## Element data from apps and pages
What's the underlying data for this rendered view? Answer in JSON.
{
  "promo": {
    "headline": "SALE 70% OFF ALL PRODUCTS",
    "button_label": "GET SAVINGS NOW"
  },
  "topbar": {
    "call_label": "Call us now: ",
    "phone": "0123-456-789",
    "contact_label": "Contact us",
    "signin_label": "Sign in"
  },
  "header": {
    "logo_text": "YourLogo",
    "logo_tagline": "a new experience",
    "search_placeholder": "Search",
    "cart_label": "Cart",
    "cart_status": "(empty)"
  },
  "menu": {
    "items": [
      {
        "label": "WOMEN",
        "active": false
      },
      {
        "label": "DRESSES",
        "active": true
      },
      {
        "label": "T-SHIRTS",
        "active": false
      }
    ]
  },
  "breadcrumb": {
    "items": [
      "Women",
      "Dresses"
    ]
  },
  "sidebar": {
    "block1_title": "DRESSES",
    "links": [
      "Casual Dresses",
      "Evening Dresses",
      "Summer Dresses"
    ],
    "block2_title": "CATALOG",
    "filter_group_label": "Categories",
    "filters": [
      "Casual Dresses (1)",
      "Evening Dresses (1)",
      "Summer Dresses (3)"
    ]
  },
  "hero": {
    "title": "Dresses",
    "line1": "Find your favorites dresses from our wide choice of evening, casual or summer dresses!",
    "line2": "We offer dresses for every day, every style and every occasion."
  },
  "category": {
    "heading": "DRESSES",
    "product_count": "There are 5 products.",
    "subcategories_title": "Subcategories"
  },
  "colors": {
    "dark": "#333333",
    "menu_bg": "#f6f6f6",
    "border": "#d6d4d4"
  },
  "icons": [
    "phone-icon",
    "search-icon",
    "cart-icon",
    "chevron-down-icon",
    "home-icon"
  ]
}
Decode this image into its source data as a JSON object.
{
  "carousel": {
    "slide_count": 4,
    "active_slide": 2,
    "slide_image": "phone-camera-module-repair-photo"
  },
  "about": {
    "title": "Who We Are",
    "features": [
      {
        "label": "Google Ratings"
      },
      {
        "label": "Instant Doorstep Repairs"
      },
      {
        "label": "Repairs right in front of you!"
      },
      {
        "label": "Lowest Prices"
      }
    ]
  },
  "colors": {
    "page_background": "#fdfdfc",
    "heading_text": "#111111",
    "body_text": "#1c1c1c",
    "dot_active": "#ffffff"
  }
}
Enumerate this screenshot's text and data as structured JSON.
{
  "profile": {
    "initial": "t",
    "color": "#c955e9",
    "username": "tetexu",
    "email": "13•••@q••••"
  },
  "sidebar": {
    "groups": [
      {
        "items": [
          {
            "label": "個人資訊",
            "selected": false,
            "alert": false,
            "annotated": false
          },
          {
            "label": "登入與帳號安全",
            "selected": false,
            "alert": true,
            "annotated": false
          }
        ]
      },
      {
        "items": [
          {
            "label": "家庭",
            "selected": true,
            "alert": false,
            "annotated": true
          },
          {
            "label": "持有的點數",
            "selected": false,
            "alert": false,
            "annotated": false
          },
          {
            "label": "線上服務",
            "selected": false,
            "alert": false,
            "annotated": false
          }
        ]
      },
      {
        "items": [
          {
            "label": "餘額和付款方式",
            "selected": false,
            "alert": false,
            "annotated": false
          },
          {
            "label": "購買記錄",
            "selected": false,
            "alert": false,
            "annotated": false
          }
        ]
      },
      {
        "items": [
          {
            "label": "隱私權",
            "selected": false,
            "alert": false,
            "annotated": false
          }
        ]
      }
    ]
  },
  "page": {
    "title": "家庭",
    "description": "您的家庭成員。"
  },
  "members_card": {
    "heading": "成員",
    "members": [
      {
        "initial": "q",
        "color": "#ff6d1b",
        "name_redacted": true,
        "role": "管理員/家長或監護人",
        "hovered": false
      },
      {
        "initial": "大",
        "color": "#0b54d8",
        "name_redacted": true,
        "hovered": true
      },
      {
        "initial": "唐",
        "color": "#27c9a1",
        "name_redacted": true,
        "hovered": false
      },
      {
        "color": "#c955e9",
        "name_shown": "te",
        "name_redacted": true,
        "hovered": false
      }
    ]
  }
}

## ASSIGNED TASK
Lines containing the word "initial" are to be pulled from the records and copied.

## SOLUTION TO THE PROBLEM
    "initial": "t",
        "initial": "q",
        "initial": "大",
        "initial": "唐",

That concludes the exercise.